According to a report from Time, the Chinese government has just made space exploration a government priority and allotted an $8 billion budget to carry out space missions. The space agency said this makes China the second most-funded space agency next to the U.S.

Per the report, China has made some truly significant milestones when it comes to space exploration. Early this year, the superpower was able to land its Chang’e 4 lunar lander on the far side of the Moon, a region which usually remains hidden from Earth because of the satellite’s tidally locked rotation. Once it landed, the Jade Rabbit 2 rover was able to transmit data back to Earth from the Moon’s mysterious region. 

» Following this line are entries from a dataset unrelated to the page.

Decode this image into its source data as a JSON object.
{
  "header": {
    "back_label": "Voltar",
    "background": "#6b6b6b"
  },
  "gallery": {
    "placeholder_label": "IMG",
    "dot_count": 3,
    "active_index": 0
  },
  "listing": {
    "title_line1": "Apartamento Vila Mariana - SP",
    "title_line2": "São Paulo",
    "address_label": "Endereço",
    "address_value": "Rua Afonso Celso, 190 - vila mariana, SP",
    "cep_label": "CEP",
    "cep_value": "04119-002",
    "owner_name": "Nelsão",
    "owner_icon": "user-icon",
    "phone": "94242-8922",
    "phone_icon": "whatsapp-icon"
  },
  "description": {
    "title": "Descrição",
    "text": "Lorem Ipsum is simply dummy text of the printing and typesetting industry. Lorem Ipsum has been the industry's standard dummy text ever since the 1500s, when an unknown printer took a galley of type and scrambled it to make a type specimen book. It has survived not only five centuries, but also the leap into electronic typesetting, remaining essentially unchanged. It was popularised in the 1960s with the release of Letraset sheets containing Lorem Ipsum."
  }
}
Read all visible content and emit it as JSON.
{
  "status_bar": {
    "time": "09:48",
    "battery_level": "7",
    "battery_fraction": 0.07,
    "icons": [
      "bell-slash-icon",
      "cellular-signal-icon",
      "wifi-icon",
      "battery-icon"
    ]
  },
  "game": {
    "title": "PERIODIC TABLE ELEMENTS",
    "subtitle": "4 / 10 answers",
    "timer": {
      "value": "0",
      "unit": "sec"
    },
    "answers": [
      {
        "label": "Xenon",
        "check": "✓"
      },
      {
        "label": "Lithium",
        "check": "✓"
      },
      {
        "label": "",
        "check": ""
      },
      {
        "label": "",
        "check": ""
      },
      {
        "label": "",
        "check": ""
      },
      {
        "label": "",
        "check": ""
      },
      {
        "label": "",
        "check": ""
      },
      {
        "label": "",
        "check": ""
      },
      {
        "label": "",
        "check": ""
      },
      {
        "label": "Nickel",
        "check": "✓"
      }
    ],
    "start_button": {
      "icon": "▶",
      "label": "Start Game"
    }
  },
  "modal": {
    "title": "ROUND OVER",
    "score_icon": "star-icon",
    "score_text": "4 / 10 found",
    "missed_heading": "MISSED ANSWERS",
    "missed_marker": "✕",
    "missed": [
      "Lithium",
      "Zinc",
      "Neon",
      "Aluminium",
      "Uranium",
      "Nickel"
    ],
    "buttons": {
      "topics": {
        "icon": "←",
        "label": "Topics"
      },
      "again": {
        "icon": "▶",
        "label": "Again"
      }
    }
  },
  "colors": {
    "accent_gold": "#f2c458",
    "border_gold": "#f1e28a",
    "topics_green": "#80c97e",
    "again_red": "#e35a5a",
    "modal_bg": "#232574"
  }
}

If that’s not enough, the Chinese space agency was also able to germinate cottonseed onboard the Chang’e 4. China’s President Xi Jinping praised the agency after the mission, calling the milestones “outstanding feats” that set a model for the nation’s Communist Party. This is an impressive development for a nation that’s actually late when it comes to the advancement of space exploration. 

To date, China boasts of having the largest filled-aperture radio telescope in the world, measuring around 1,640 feet across. Like NASA, China also plans to visit Mars, something that the country has been preparing for extensively at a “space camp” in China’s Gobi Desert, a place said to have a similar landscape as that of Mars. 

At the desert, the Chinese are training would-be astronauts in an area labeled as “Mars Base 1” that’s built by the firm C-Scape. It’s like the International Space Station, except that it’s situated here on Earth. The “space base” mimics the actual living space that China presumes would also be set up on Planet Mars — one with an airlock facility, a greenhouse, a gym, living quarters, and even a control room. 

The camp also has solar-powered buggies and probes that are expected to be capable of exploring Planet Mars. China has set its sights on visiting the Red Planet next year. Aside from Mars, the Asian country also plans to send probes that can study asteroids and even explore the planets Jupiter and Uranus. China also plans to set up a sophisticated research station on the Moon’s southern pole. 

With all these grand plans, China could very well overtake the current developments of NASA. The U.S. space agency has actually acknowledged the progress being accomplished by its rival agency. 

“They have a strategic, long-term set of goals and work deliberately and systematically to achieve those goals,” Kathy Laurini, who used to be NASA’s senior advisor for Exploration and Space Operations for the past 36 years, said.